- DATA RECORDS:
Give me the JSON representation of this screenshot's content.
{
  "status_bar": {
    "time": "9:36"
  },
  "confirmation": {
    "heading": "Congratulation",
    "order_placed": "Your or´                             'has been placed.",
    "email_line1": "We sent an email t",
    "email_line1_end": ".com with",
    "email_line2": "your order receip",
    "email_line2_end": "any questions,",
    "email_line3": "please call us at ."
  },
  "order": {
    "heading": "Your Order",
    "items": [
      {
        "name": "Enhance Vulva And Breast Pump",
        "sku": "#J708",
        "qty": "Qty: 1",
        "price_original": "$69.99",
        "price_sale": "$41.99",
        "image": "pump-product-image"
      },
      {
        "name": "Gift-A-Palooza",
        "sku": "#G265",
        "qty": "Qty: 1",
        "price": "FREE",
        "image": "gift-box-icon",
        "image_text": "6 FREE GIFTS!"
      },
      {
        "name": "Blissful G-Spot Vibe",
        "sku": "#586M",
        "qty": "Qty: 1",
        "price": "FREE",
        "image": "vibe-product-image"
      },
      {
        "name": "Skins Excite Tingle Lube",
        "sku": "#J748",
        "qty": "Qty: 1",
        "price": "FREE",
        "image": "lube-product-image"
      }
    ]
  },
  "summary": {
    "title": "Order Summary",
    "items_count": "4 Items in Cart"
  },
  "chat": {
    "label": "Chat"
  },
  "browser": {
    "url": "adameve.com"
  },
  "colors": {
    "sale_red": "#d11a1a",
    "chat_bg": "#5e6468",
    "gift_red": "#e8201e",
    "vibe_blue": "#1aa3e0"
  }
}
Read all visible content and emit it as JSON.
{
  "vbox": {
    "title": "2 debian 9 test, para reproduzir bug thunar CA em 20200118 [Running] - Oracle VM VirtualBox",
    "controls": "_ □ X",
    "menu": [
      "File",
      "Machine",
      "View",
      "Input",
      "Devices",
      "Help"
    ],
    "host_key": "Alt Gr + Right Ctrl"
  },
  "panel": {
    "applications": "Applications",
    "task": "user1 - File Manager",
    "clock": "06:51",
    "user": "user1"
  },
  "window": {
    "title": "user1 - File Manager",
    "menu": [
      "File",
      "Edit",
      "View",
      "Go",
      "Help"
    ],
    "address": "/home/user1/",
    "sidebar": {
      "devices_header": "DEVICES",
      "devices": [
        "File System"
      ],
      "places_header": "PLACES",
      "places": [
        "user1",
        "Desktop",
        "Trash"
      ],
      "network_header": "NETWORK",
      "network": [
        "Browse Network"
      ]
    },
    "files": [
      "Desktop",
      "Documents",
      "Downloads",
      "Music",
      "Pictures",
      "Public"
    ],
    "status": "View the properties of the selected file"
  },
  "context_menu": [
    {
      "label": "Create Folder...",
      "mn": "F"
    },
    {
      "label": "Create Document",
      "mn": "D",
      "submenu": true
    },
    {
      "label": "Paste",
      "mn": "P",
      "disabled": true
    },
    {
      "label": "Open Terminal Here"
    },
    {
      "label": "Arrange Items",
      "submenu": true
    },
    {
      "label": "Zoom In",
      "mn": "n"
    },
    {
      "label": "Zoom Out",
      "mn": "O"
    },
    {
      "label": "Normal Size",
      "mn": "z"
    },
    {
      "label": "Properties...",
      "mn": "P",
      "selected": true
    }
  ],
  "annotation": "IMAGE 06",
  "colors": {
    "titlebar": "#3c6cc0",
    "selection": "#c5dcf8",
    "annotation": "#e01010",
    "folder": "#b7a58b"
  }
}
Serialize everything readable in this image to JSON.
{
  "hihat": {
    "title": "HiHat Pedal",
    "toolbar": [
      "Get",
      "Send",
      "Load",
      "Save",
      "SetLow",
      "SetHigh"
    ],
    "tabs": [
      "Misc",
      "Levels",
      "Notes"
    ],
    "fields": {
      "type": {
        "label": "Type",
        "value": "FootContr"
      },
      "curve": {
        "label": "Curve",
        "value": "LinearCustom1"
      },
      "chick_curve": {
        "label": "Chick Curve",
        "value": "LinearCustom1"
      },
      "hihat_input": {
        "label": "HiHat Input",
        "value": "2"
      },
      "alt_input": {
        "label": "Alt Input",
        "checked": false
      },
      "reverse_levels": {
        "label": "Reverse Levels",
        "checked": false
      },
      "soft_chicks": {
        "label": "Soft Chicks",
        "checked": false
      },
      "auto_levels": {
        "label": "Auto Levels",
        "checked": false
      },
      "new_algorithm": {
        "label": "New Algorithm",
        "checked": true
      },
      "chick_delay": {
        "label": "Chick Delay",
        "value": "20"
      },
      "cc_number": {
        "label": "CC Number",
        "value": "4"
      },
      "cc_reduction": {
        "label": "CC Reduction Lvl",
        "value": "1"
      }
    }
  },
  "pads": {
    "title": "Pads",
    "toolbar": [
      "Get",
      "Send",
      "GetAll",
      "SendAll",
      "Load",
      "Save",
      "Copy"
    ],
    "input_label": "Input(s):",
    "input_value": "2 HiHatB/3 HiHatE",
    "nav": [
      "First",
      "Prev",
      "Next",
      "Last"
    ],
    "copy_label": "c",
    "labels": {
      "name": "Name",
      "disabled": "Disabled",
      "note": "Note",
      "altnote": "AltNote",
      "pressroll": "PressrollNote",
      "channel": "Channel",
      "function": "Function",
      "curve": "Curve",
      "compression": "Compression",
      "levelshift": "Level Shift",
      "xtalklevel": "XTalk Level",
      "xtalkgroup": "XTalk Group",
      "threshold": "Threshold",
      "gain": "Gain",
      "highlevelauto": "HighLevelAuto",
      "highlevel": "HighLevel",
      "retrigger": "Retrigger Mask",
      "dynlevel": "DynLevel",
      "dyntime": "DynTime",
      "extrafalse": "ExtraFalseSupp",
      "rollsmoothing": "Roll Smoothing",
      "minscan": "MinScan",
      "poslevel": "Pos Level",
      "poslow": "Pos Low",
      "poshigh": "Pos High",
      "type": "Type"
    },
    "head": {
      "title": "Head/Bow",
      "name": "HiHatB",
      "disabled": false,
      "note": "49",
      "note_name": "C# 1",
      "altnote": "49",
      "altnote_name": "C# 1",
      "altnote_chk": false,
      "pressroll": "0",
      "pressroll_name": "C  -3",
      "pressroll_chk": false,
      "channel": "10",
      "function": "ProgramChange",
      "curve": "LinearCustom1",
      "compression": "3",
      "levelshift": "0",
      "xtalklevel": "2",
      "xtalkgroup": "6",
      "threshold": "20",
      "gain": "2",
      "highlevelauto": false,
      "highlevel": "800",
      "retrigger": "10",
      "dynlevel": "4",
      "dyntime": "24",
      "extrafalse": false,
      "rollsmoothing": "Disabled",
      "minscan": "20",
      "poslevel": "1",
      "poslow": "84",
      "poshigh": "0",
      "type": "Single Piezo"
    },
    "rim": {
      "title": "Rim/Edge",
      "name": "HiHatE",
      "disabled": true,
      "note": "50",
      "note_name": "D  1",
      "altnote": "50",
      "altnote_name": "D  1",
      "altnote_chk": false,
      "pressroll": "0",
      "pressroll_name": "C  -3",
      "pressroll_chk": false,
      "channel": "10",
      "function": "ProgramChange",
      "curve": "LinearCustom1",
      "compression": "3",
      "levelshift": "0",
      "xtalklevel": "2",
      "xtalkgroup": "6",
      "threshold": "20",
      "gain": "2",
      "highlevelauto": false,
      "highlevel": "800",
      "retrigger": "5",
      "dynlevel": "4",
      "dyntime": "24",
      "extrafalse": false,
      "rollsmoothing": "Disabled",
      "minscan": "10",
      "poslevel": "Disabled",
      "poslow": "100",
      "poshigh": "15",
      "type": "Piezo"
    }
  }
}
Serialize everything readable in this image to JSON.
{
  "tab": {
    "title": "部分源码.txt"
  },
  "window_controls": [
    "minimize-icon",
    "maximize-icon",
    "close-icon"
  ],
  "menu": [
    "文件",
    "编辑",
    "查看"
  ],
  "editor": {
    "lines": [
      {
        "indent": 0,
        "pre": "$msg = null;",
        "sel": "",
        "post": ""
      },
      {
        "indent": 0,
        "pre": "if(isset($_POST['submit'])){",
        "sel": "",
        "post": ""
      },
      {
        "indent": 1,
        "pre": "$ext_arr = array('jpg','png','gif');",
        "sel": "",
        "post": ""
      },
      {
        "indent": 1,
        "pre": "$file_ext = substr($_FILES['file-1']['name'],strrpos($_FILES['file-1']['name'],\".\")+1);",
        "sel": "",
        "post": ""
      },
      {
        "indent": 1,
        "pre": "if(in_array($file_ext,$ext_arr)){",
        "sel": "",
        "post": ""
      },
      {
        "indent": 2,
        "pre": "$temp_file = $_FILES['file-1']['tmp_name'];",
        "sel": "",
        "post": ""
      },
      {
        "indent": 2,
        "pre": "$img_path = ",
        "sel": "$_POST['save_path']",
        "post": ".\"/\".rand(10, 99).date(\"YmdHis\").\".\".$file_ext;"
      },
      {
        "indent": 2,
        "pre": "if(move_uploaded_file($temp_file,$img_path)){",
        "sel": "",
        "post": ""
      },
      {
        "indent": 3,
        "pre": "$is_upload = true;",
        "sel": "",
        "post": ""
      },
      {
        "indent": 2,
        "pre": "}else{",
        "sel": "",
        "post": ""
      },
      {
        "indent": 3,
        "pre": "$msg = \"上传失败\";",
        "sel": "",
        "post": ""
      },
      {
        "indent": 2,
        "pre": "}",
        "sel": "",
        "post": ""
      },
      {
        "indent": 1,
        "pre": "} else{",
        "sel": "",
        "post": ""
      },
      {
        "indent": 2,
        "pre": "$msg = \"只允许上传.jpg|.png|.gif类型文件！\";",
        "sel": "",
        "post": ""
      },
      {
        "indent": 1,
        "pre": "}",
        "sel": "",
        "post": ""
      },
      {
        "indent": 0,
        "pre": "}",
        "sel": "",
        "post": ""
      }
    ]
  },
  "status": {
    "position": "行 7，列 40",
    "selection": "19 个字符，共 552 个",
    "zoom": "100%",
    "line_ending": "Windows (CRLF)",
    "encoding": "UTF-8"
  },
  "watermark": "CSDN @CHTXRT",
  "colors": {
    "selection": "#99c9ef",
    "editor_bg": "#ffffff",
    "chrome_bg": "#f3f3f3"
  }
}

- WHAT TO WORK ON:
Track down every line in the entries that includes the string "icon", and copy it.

- ANSWER TO THIS PROBLEM:
        "image": "gift-box-icon",
    "minimize-icon",
    "maximize-icon",
    "close-icon"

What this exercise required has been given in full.